In 16 seasons, Kingman had 1,575 hits (131 a year average) and 1,816 strikeouts (152). The tradeoff was 37 homers and 101 RBI.

BOX SCORE

KINGMAN’S CAREER STATS

 

Kingman is one of those guys who would have severely tested the Baseball Writers Association of America had he hit 500 homers, once considered automatic entry into the Hall of Fame. Kingman certainly had the power, but contributed little else as a player.

Kingman was not considered one of baseball’s greatest citizens. While with Oakland, in protest to women sportswriters, he sent a live rat to Susan Fornoff, a columnist for the Sacramento Bee.

 

 


 

Jun 03

Today in Mets History: A small, yet a big step.

Great journeys begin with small steps and the Mets took on this day in 1969 when Ed Kranepool homered twice to back Tom Seaver to a 5-2 victory over the Los Angeles Dodgers.

It was the Mets’ sixth straight victory and it gave them a 24-23 record to pull them over .500 at the latest point in the season in club history.

BOX SCORE

I grew up in Cleveland, but had family in New York that we visited every summer. This was about the time I started paying attention to the Mets watching them on Channel 9.

I used to love watching Ralph, Murph and Lindsey Nelson.

The TV coverage of the Indians at the time was horrible, but these guys made it fun to watch the games, and when they started winning it was even better.

 

May 15

Today in Mets History: Another Tom Terrific Day.

SEAVER: One-hit Phillies on this date.

Tom Seaver had many moments as a Met, including on this date in 1970 when he threw a one-hit shutout with 15 strikeouts to beat Philadelphia, 4-0. It was one of five one-hitters during his Hall of Fame career.

It was one of Seaver’s 61 career shutouts, five of which were against the Phillies. Lifetime, Seaver was 27-14 with a 3.00 ERA against Philadelphia, averaging eight strikeouts per nine innings.

Seaver was 18-12 with a 2.82 ERA in 1970. Seaver worked 290.2 innings that season with 283 strikeouts and only 83 walks. He did all this for the bargain basement price of $80,000.

The most Seaver made in any season was $1,136,262 with the 1986 Chicago White Sox.

 

Apr 01

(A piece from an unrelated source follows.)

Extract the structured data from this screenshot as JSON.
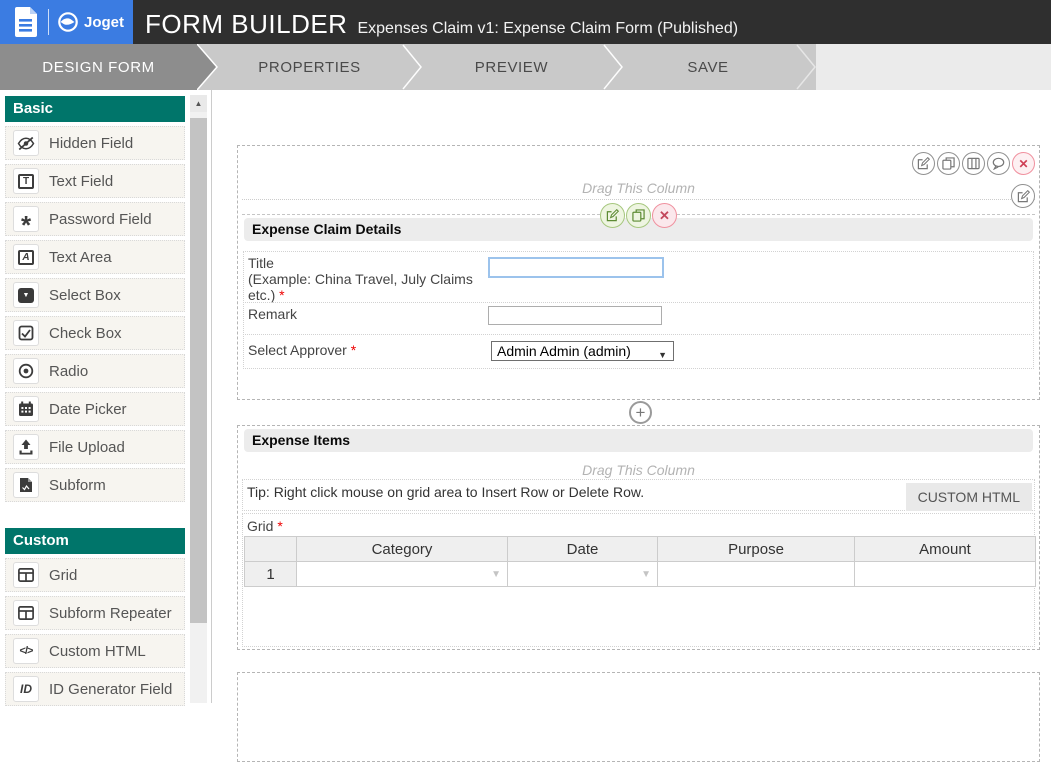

April 1.10: Better late than never.

What the Mets should have done last year they’ll do Opening Day, and that is to honor their past by unveiling a Mets Hall of Fame. Gates open at 10:40 a.m.

“The Mets Hall of Fame & Museum honors the greatest players and greatest events in our history,” said Dave Howard, Executive Vice President, Business Operations, New York Mets, in a statement released by the club. “The museum connects generations of fans to the moments they cherish and reflects our ongoing commitment to celebrate our heritage and history at Citi Field.”

The Hall will feature significant artifacts, interactive exhibits, videos and photographic imagery, recognizing the unforgettable plays and players that are their 48-year history.

The exhibit will include plaques honoring the members of the Mets Hall of Fame, the 1969 and 1986 World Series Championship trophies, and memorabilia on loan from Mets greats, such as Tom Seaver’s 1969 Cy Young Award and Keith Hernandez’s 1987 Gold Glove Award. Also, there will be the Mookie Wilson ball Game 6 of the 1986 World Series.

On loan from the National Baseball Hall of Fame and Museum are ball used in the first play at Shea Stadium, Tommie Agee’s glove from the 1969 World Series and the ball Tom Seaver threw to Mike Piazza for the ceremonial first pitch to open Citi Field.

ON A SIDE NOTE: Please read the post from yesterday, Murphy Down, and tell me who you’d rather see at first base until Daniel Murphy is back. Do you want the veteran MIke Jacobs or the prospect Ike Davis?